▶ _WHAT IS REQUIRED_
The whole listing below, with no pictures, is to be repeated as it stands.

SOURCE MATERIAL section start

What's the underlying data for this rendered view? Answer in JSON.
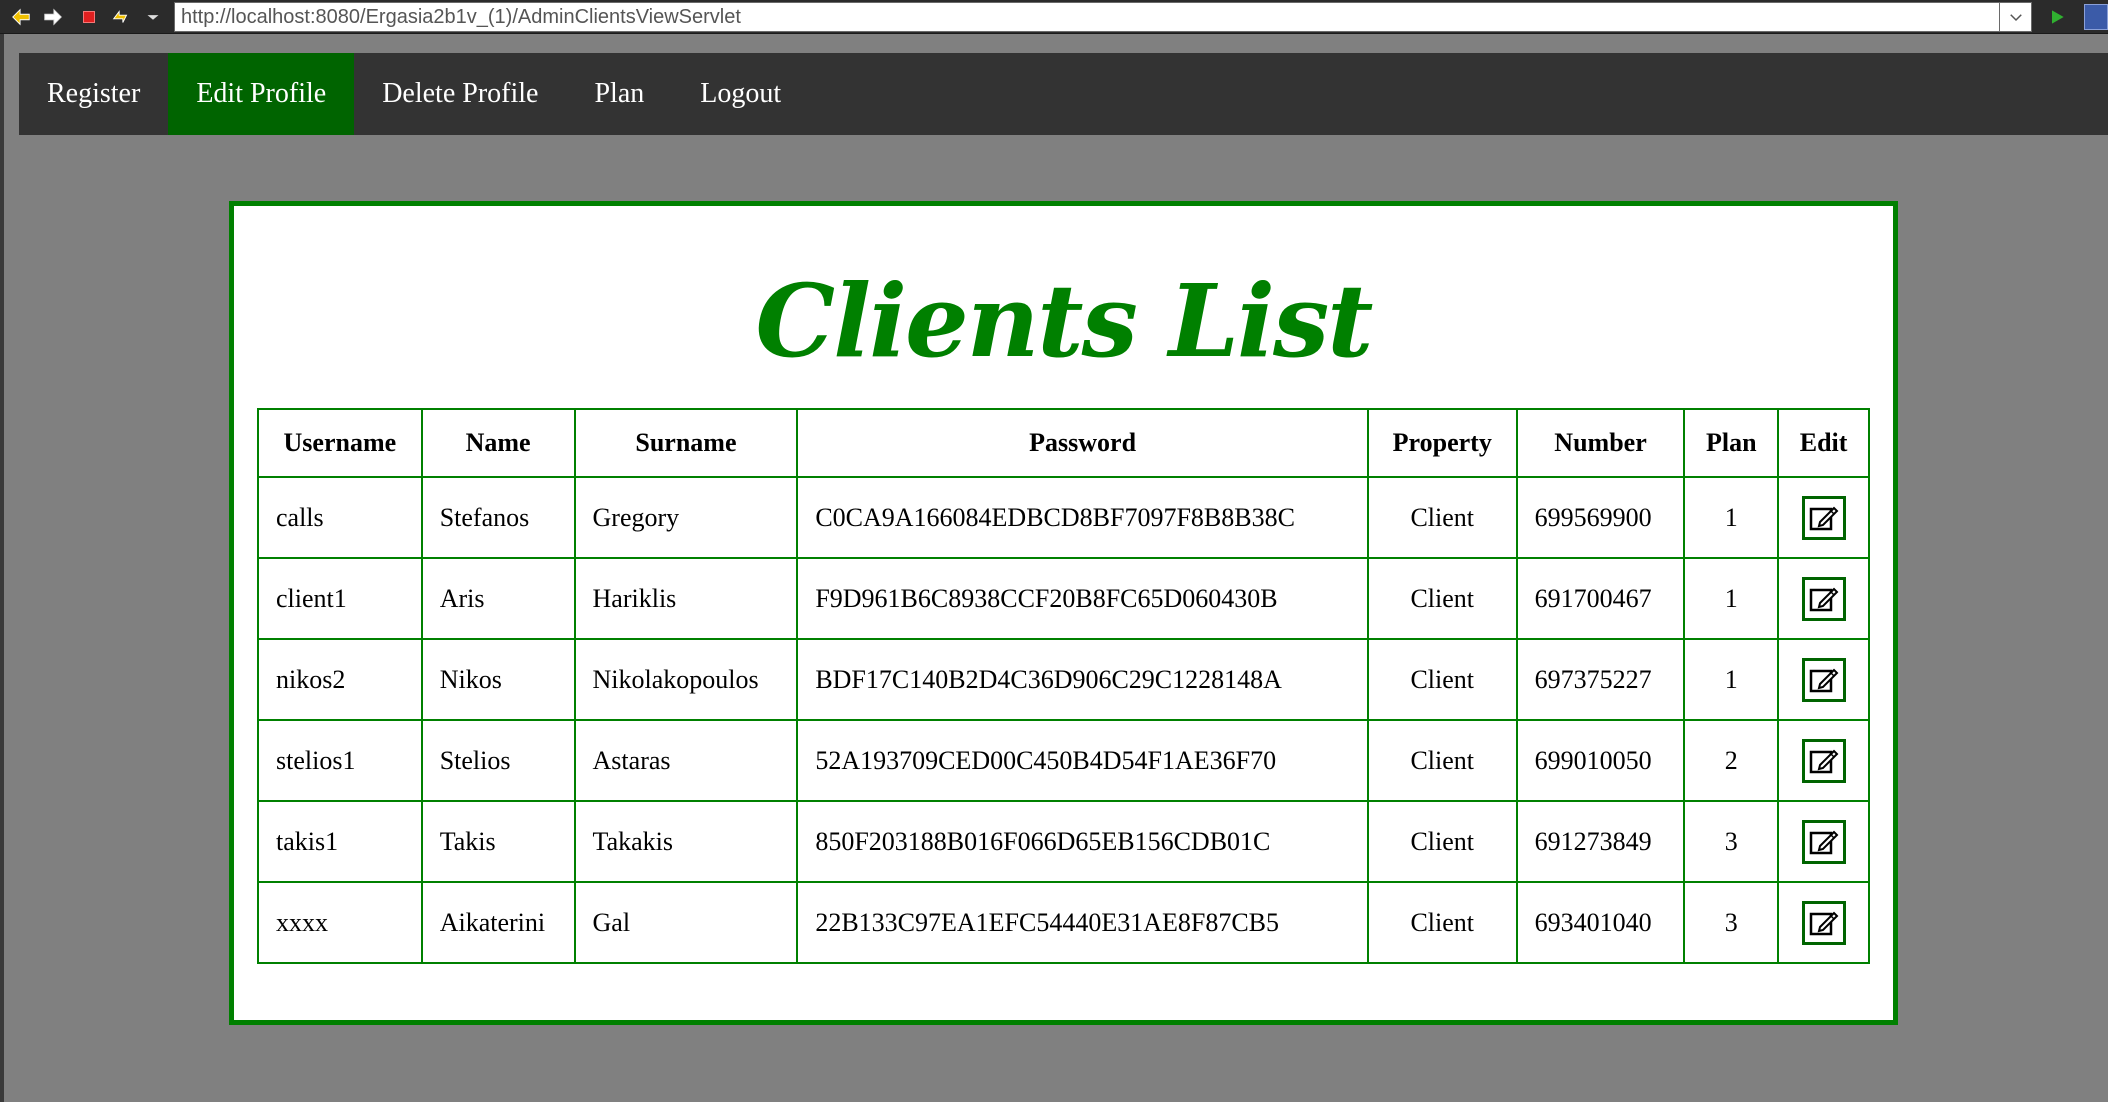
{
  "browser": {
    "url": "http://localhost:8080/Ergasia2b1v_(1)/AdminClientsViewServlet",
    "icons": [
      "back-arrow-icon",
      "forward-arrow-icon",
      "stop-icon",
      "refresh-icon",
      "chevron-down-icon",
      "go-play-icon"
    ]
  },
  "menu": {
    "items": [
      {
        "label": "Register"
      },
      {
        "label": "Edit Profile"
      },
      {
        "label": "Delete Profile"
      },
      {
        "label": "Plan"
      },
      {
        "label": "Logout"
      }
    ],
    "active_index": 1
  },
  "page": {
    "title": "Clients List"
  },
  "table": {
    "headers": [
      "Username",
      "Name",
      "Surname",
      "Password",
      "Property",
      "Number",
      "Plan",
      "Edit"
    ],
    "rows": [
      {
        "username": "calls",
        "name": "Stefanos",
        "surname": "Gregory",
        "password": "C0CA9A166084EDBCD8BF7097F8B8B38C",
        "property": "Client",
        "number": "699569900",
        "plan": "1"
      },
      {
        "username": "client1",
        "name": "Aris",
        "surname": "Hariklis",
        "password": "F9D961B6C8938CCF20B8FC65D060430B",
        "property": "Client",
        "number": "691700467",
        "plan": "1"
      },
      {
        "username": "nikos2",
        "name": "Nikos",
        "surname": "Nikolakopoulos",
        "password": "BDF17C140B2D4C36D906C29C1228148A",
        "property": "Client",
        "number": "697375227",
        "plan": "1"
      },
      {
        "username": "stelios1",
        "name": "Stelios",
        "surname": "Astaras",
        "password": "52A193709CED00C450B4D54F1AE36F70",
        "property": "Client",
        "number": "699010050",
        "plan": "2"
      },
      {
        "username": "takis1",
        "name": "Takis",
        "surname": "Takakis",
        "password": "850F203188B016F066D65EB156CDB01C",
        "property": "Client",
        "number": "691273849",
        "plan": "3"
      },
      {
        "username": "xxxx",
        "name": "Aikaterini",
        "surname": "Gal",
        "password": "22B133C97EA1EFC54440E31AE8F87CB5",
        "property": "Client",
        "number": "693401040",
        "plan": "3"
      }
    ]
  },
  "colors": {
    "accent": "#008000",
    "active_menu": "#006400",
    "menu_bg": "#333333",
    "page_bg": "#808080"
  }
}
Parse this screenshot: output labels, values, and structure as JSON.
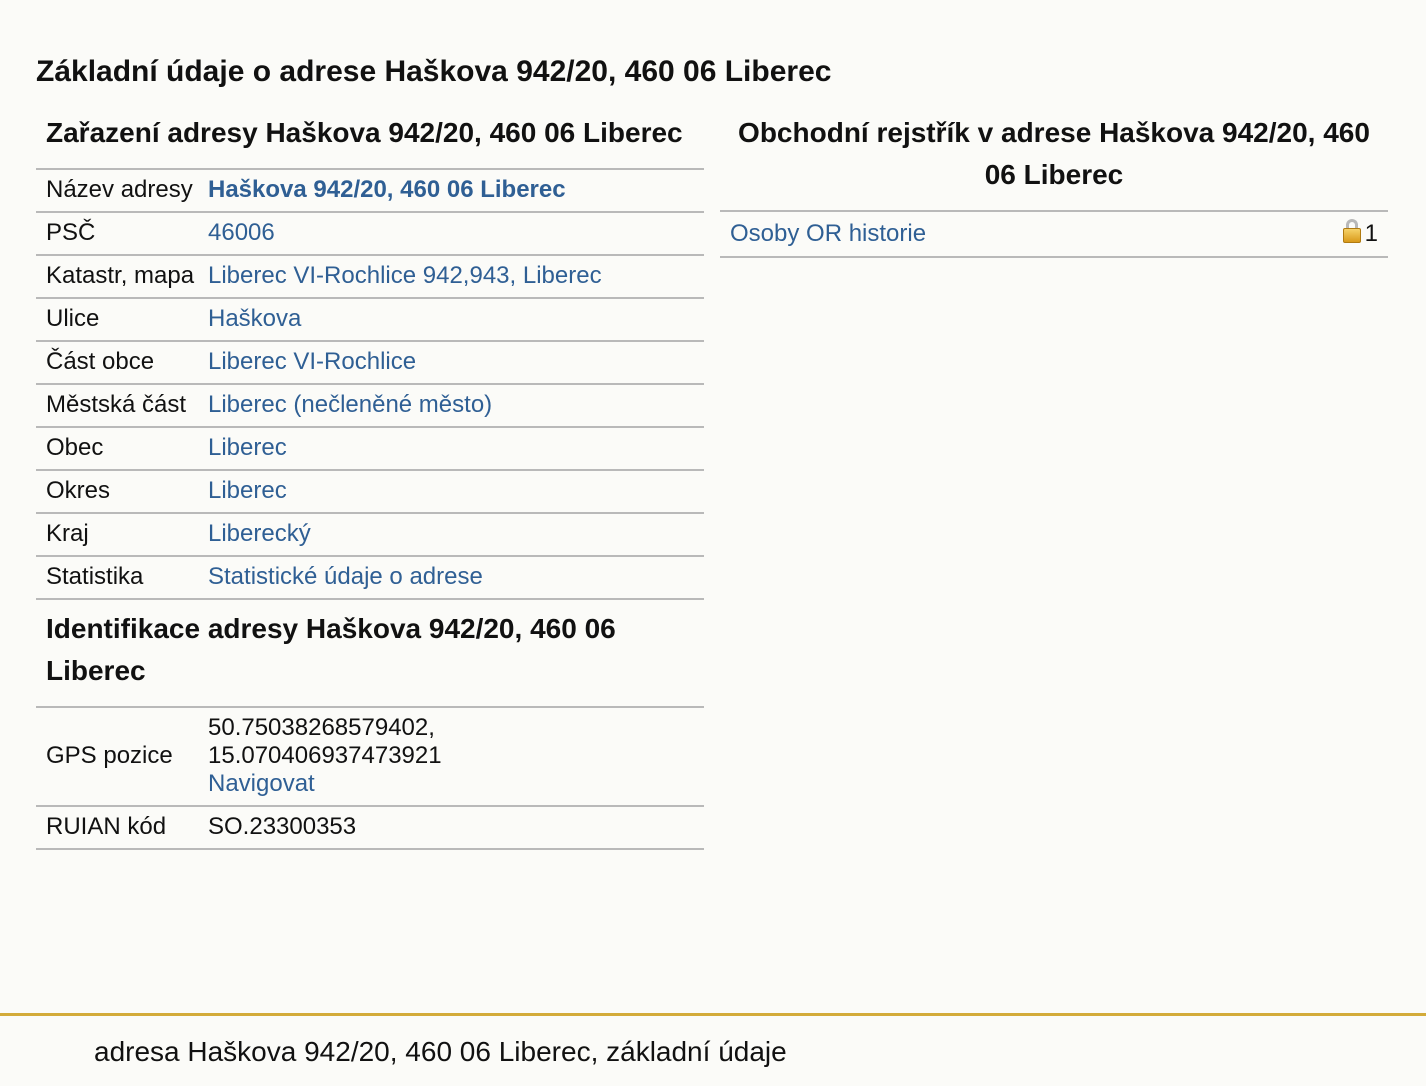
{
  "page": {
    "title": "Základní údaje o adrese Haškova 942/20, 460 06 Liberec"
  },
  "classification": {
    "title": "Zařazení adresy Haškova 942/20, 460 06 Liberec",
    "rows": [
      {
        "label": "Název adresy",
        "value": "Haškova 942/20, 460 06 Liberec"
      },
      {
        "label": "PSČ",
        "value": "46006"
      },
      {
        "label": "Katastr, mapa",
        "value": "Liberec VI-Rochlice 942,943, Liberec"
      },
      {
        "label": "Ulice",
        "value": "Haškova"
      },
      {
        "label": "Část obce",
        "value": "Liberec VI-Rochlice"
      },
      {
        "label": "Městská část",
        "value": "Liberec (nečleněné město)"
      },
      {
        "label": "Obec",
        "value": "Liberec"
      },
      {
        "label": "Okres",
        "value": "Liberec"
      },
      {
        "label": "Kraj",
        "value": "Liberecký"
      },
      {
        "label": "Statistika",
        "value": "Statistické údaje o adrese"
      }
    ]
  },
  "identification": {
    "title": "Identifikace adresy Haškova 942/20, 460 06 Liberec",
    "gps": {
      "label": "GPS pozice",
      "lat": "50.75038268579402,",
      "lon": "15.070406937473921",
      "navigate": "Navigovat"
    },
    "ruian": {
      "label": "RUIAN kód",
      "value": "SO.23300353"
    }
  },
  "business_register": {
    "title": "Obchodní rejstřík v adrese Haškova 942/20, 460 06 Liberec",
    "rows": [
      {
        "label": "Osoby OR historie",
        "count": "1",
        "icon": "lock-icon"
      }
    ]
  },
  "footer": {
    "text": "adresa Haškova 942/20, 460 06 Liberec, základní údaje",
    "accent_color": "#d3ab3a"
  },
  "colors": {
    "link": "#2f5f94",
    "background": "#fbfbf8",
    "divider": "#b9b9b9"
  }
}
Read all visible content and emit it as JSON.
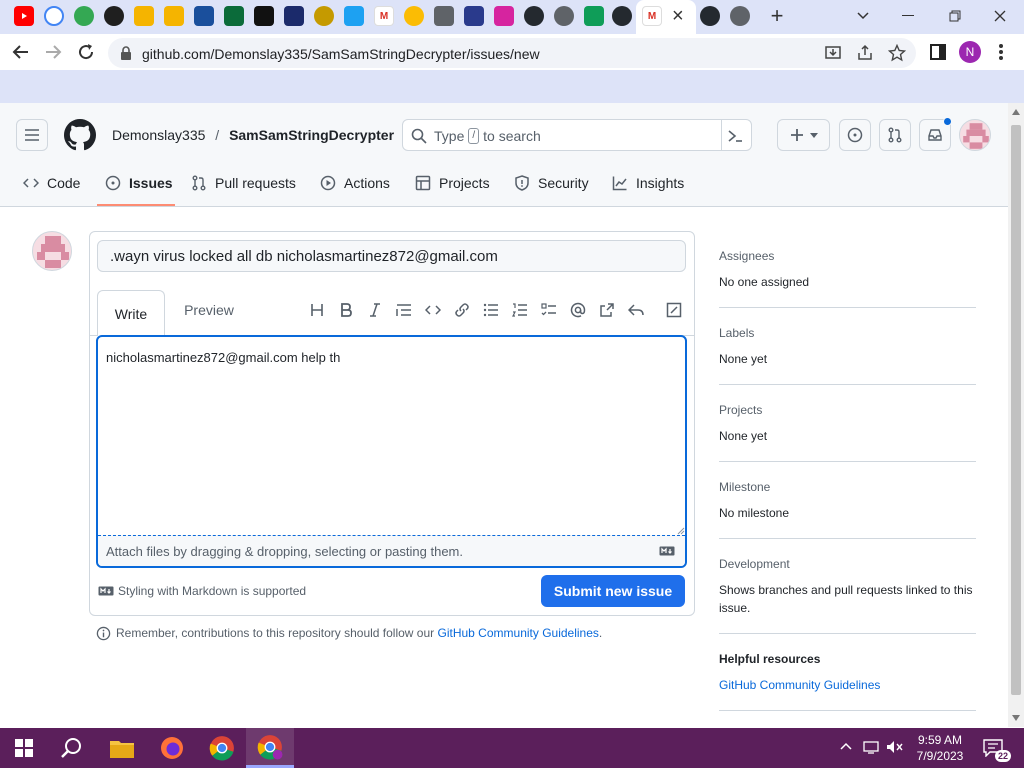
{
  "browser": {
    "url": "github.com/Demonslay335/SamSamStringDecrypter/issues/new",
    "tab_close": "×",
    "new_tab": "+",
    "profile_initial": "N"
  },
  "repo": {
    "owner": "Demonslay335",
    "separator": "/",
    "name": "SamSamStringDecrypter"
  },
  "search": {
    "prefix": "Type",
    "key": "/",
    "suffix": "to search"
  },
  "nav": {
    "items": [
      {
        "label": "Code"
      },
      {
        "label": "Issues"
      },
      {
        "label": "Pull requests"
      },
      {
        "label": "Actions"
      },
      {
        "label": "Projects"
      },
      {
        "label": "Security"
      },
      {
        "label": "Insights"
      }
    ]
  },
  "issue": {
    "title_value": ".wayn virus locked all db nicholasmartinez872@gmail.com",
    "write_tab": "Write",
    "preview_tab": "Preview",
    "body_text": "nicholasmartinez872@gmail.com help th",
    "attach_hint": "Attach files by dragging & dropping, selecting or pasting them.",
    "markdown_note": "Styling with Markdown is supported",
    "submit_label": "Submit new issue",
    "guidelines_prefix": "Remember, contributions to this repository should follow our",
    "guidelines_link": "GitHub Community Guidelines",
    "guidelines_suffix": "."
  },
  "sidebar": {
    "assignees": {
      "heading": "Assignees",
      "value": "No one assigned"
    },
    "labels": {
      "heading": "Labels",
      "value": "None yet"
    },
    "projects": {
      "heading": "Projects",
      "value": "None yet"
    },
    "milestone": {
      "heading": "Milestone",
      "value": "No milestone"
    },
    "development": {
      "heading": "Development",
      "value_line1": "Shows branches and pull requests linked to this",
      "value_line2": "issue."
    },
    "helpful": {
      "heading": "Helpful resources",
      "link": "GitHub Community Guidelines"
    }
  },
  "taskbar": {
    "time": "9:59 AM",
    "date": "7/9/2023"
  },
  "colors": {
    "accent": "#0969da",
    "submit": "#1f6feb",
    "taskbar": "#5b1f5b",
    "tabstrip": "#dde3f8"
  }
}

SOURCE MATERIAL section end

▶ _EXPECTED OUTPUT_
What's the underlying data for this rendered view? Answer in JSON.
{
  "browser": {
    "url": "http://localhost:8080/Ergasia2b1v_(1)/AdminClientsViewServlet",
    "icons": [
      "back-arrow-icon",
      "forward-arrow-icon",
      "stop-icon",
      "refresh-icon",
      "chevron-down-icon",
      "go-play-icon"
    ]
  },
  "menu": {
    "items": [
      {
        "label": "Register"
      },
      {
        "label": "Edit Profile"
      },
      {
        "label": "Delete Profile"
      },
      {
        "label": "Plan"
      },
      {
        "label": "Logout"
      }
    ],
    "active_index": 1
  },
  "page": {
    "title": "Clients List"
  },
  "table": {
    "headers": [
      "Username",
      "Name",
      "Surname",
      "Password",
      "Property",
      "Number",
      "Plan",
      "Edit"
    ],
    "rows": [
      {
        "username": "calls",
        "name": "Stefanos",
        "surname": "Gregory",
        "password": "C0CA9A166084EDBCD8BF7097F8B8B38C",
        "property": "Client",
        "number": "699569900",
        "plan": "1"
      },
      {
        "username": "client1",
        "name": "Aris",
        "surname": "Hariklis",
        "password": "F9D961B6C8938CCF20B8FC65D060430B",
        "property": "Client",
        "number": "691700467",
        "plan": "1"
      },
      {
        "username": "nikos2",
        "name": "Nikos",
        "surname": "Nikolakopoulos",
        "password": "BDF17C140B2D4C36D906C29C1228148A",
        "property": "Client",
        "number": "697375227",
        "plan": "1"
      },
      {
        "username": "stelios1",
        "name": "Stelios",
        "surname": "Astaras",
        "password": "52A193709CED00C450B4D54F1AE36F70",
        "property": "Client",
        "number": "699010050",
        "plan": "2"
      },
      {
        "username": "takis1",
        "name": "Takis",
        "surname": "Takakis",
        "password": "850F203188B016F066D65EB156CDB01C",
        "property": "Client",
        "number": "691273849",
        "plan": "3"
      },
      {
        "username": "xxxx",
        "name": "Aikaterini",
        "surname": "Gal",
        "password": "22B133C97EA1EFC54440E31AE8F87CB5",
        "property": "Client",
        "number": "693401040",
        "plan": "3"
      }
    ]
  },
  "colors": {
    "accent": "#008000",
    "active_menu": "#006400",
    "menu_bg": "#333333",
    "page_bg": "#808080"
  }
}
Parse this screenshot: output labels, values, and structure as JSON.
{
  "page": {
    "title": "Základní údaje o adrese Haškova 942/20, 460 06 Liberec"
  },
  "classification": {
    "title": "Zařazení adresy Haškova 942/20, 460 06 Liberec",
    "rows": [
      {
        "label": "Název adresy",
        "value": "Haškova 942/20, 460 06 Liberec"
      },
      {
        "label": "PSČ",
        "value": "46006"
      },
      {
        "label": "Katastr, mapa",
        "value": "Liberec VI-Rochlice 942,943, Liberec"
      },
      {
        "label": "Ulice",
        "value": "Haškova"
      },
      {
        "label": "Část obce",
        "value": "Liberec VI-Rochlice"
      },
      {
        "label": "Městská část",
        "value": "Liberec (nečleněné město)"
      },
      {
        "label": "Obec",
        "value": "Liberec"
      },
      {
        "label": "Okres",
        "value": "Liberec"
      },
      {
        "label": "Kraj",
        "value": "Liberecký"
      },
      {
        "label": "Statistika",
        "value": "Statistické údaje o adrese"
      }
    ]
  },
  "identification": {
    "title": "Identifikace adresy Haškova 942/20, 460 06 Liberec",
    "gps": {
      "label": "GPS pozice",
      "lat": "50.75038268579402,",
      "lon": "15.070406937473921",
      "navigate": "Navigovat"
    },
    "ruian": {
      "label": "RUIAN kód",
      "value": "SO.23300353"
    }
  },
  "business_register": {
    "title": "Obchodní rejstřík v adrese Haškova 942/20, 460 06 Liberec",
    "rows": [
      {
        "label": "Osoby OR historie",
        "count": "1",
        "icon": "lock-icon"
      }
    ]
  },
  "footer": {
    "text": "adresa Haškova 942/20, 460 06 Liberec, základní údaje",
    "accent_color": "#d3ab3a"
  },
  "colors": {
    "link": "#2f5f94",
    "background": "#fbfbf8",
    "divider": "#b9b9b9"
  }
}
Read all visible content and emit it as JSON.
{
  "browser": {
    "url": "github.com/Demonslay335/SamSamStringDecrypter/issues/new",
    "tab_close": "×",
    "new_tab": "+",
    "profile_initial": "N"
  },
  "repo": {
    "owner": "Demonslay335",
    "separator": "/",
    "name": "SamSamStringDecrypter"
  },
  "search": {
    "prefix": "Type",
    "key": "/",
    "suffix": "to search"
  },
  "nav": {
    "items": [
      {
        "label": "Code"
      },
      {
        "label": "Issues"
      },
      {
        "label": "Pull requests"
      },
      {
        "label": "Actions"
      },
      {
        "label": "Projects"
      },
      {
        "label": "Security"
      },
      {
        "label": "Insights"
      }
    ]
  },
  "issue": {
    "title_value": ".wayn virus locked all db nicholasmartinez872@gmail.com",
    "write_tab": "Write",
    "preview_tab": "Preview",
    "body_text": "nicholasmartinez872@gmail.com help th",
    "attach_hint": "Attach files by dragging & dropping, selecting or pasting them.",
    "markdown_note": "Styling with Markdown is supported",
    "submit_label": "Submit new issue",
    "guidelines_prefix": "Remember, contributions to this repository should follow our",
    "guidelines_link": "GitHub Community Guidelines",
    "guidelines_suffix": "."
  },
  "sidebar": {
    "assignees": {
      "heading": "Assignees",
      "value": "No one assigned"
    },
    "labels": {
      "heading": "Labels",
      "value": "None yet"
    },
    "projects": {
      "heading": "Projects",
      "value": "None yet"
    },
    "milestone": {
      "heading": "Milestone",
      "value": "No milestone"
    },
    "development": {
      "heading": "Development",
      "value_line1": "Shows branches and pull requests linked to this",
      "value_line2": "issue."
    },
    "helpful": {
      "heading": "Helpful resources",
      "link": "GitHub Community Guidelines"
    }
  },
  "taskbar": {
    "time": "9:59 AM",
    "date": "7/9/2023"
  },
  "colors": {
    "accent": "#0969da",
    "submit": "#1f6feb",
    "taskbar": "#5b1f5b",
    "tabstrip": "#dde3f8"
  }
}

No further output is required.